■ Work instruction:
Using the data beneath, show every line that includes the word "Ersin".

(Items from an interface collection)
**********
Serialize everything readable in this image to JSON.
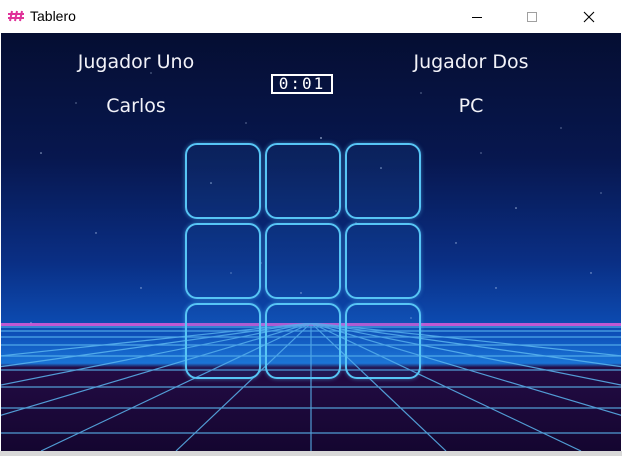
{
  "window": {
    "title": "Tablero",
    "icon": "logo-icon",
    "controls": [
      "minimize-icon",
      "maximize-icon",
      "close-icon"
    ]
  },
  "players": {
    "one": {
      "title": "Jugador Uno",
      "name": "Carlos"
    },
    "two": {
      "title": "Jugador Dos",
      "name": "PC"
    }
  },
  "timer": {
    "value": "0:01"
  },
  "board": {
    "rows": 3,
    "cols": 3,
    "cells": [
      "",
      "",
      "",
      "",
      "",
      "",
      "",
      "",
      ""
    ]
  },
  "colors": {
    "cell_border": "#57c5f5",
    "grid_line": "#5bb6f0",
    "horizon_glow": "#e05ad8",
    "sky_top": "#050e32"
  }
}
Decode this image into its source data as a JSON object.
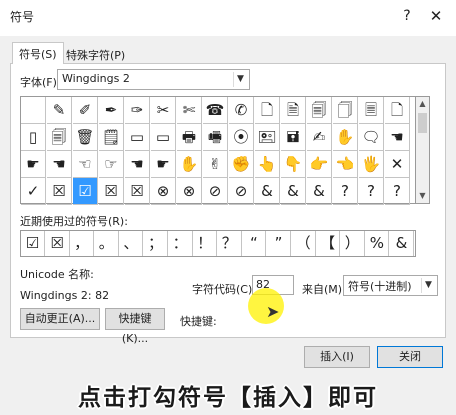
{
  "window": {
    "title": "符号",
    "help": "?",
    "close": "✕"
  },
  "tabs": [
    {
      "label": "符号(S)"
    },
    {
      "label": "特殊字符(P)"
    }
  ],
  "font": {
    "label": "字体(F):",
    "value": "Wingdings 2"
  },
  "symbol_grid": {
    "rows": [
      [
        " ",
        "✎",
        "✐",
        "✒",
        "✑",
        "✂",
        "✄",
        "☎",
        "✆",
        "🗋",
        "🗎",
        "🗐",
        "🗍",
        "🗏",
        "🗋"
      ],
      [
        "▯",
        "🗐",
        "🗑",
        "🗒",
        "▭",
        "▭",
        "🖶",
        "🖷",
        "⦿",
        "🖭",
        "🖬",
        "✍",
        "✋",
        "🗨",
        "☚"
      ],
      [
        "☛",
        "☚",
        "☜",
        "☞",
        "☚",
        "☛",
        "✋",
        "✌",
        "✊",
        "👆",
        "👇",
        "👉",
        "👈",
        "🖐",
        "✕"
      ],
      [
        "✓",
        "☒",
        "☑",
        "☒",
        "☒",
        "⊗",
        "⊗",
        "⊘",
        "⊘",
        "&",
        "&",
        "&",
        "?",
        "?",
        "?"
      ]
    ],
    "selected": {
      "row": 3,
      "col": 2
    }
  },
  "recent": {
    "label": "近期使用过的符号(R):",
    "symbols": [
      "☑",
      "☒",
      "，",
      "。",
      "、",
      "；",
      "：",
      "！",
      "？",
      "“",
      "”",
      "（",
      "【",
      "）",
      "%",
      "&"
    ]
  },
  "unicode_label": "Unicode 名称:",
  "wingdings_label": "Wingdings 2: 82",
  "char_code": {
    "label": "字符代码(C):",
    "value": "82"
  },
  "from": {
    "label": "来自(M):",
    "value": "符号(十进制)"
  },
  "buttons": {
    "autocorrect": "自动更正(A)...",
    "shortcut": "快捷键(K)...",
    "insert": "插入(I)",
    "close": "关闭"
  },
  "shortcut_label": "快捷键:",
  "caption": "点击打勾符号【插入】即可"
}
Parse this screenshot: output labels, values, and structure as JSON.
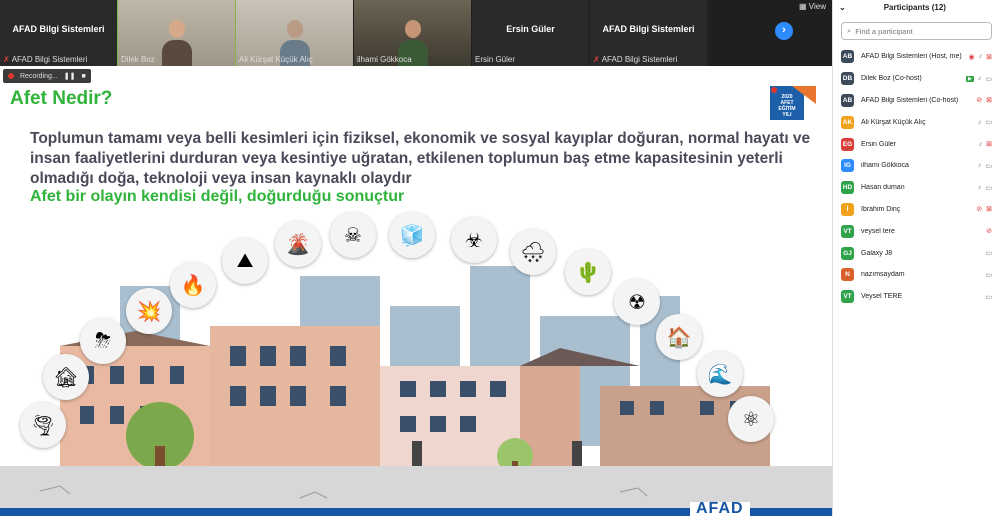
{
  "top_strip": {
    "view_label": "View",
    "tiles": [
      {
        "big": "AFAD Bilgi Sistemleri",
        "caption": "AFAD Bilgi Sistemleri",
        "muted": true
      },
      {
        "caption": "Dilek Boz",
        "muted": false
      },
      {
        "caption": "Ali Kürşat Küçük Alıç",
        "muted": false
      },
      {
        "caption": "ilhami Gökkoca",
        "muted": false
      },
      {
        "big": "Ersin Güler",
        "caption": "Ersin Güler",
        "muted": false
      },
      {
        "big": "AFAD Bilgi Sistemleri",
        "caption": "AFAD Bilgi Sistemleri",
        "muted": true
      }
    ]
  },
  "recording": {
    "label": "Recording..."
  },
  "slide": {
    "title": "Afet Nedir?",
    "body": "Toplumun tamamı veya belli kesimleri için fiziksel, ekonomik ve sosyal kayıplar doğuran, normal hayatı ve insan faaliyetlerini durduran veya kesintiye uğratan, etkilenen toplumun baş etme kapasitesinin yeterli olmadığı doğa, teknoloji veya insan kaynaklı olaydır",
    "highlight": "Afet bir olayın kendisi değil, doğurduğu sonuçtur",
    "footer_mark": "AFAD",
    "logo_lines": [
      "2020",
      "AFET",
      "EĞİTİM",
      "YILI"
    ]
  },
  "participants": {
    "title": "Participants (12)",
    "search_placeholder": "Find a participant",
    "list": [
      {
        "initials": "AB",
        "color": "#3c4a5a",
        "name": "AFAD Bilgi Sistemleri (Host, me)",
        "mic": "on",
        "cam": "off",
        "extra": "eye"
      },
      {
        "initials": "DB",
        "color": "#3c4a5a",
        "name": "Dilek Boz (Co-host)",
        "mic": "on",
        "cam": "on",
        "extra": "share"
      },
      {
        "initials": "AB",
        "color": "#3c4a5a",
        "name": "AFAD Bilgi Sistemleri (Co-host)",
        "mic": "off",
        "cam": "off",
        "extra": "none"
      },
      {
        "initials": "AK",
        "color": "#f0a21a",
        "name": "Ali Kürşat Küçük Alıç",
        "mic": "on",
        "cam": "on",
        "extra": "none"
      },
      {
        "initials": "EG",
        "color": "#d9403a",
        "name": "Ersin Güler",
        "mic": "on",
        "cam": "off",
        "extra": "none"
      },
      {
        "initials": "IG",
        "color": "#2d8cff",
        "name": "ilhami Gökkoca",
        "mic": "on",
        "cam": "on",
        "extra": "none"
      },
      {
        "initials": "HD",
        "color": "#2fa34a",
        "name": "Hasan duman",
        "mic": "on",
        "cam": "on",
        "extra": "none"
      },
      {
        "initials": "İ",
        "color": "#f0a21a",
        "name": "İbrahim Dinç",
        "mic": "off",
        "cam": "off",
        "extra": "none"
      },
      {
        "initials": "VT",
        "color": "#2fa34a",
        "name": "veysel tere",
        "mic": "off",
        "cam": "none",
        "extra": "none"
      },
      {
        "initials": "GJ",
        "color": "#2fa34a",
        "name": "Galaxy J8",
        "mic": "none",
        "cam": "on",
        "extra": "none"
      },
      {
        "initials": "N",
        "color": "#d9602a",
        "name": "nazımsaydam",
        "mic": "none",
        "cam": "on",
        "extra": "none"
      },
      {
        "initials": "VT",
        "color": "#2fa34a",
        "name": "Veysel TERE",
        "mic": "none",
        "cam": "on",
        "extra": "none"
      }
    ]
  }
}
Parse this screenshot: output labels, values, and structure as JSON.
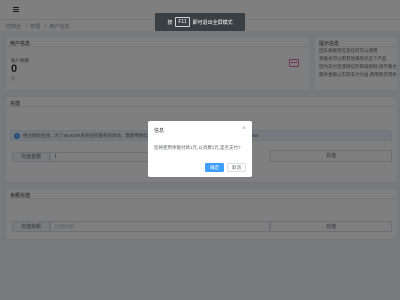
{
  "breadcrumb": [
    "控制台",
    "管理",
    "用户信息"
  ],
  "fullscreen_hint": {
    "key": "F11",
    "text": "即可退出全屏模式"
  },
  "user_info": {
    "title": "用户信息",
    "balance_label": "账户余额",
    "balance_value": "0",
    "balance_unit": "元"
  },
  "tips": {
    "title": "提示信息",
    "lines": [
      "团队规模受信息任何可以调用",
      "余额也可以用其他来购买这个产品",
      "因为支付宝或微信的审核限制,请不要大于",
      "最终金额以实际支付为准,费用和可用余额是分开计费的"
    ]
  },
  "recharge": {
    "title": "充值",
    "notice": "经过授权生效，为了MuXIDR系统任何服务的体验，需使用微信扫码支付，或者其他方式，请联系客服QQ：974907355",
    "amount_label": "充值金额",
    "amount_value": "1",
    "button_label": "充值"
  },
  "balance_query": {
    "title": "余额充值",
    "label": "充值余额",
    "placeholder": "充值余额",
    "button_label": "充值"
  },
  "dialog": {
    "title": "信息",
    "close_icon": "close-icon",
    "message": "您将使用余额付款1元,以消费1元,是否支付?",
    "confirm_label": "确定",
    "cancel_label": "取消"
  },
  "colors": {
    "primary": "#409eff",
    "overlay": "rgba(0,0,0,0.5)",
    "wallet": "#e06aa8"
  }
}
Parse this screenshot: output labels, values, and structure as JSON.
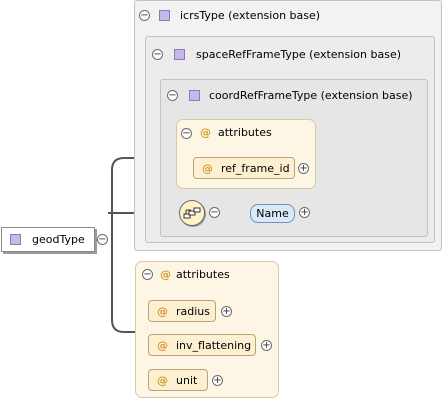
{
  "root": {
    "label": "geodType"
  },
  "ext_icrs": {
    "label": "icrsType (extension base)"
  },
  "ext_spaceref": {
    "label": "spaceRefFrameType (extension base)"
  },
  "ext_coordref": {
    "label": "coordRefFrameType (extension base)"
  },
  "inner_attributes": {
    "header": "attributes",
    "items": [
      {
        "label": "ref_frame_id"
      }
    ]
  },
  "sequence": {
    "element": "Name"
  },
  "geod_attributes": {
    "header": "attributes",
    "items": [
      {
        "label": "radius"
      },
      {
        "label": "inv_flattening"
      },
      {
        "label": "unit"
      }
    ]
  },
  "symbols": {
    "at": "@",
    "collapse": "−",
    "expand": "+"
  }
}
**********
■ Solution:
        "big": "Ersin Güler",
        "caption": "Ersin Güler",
        "name": "Ersin Güler",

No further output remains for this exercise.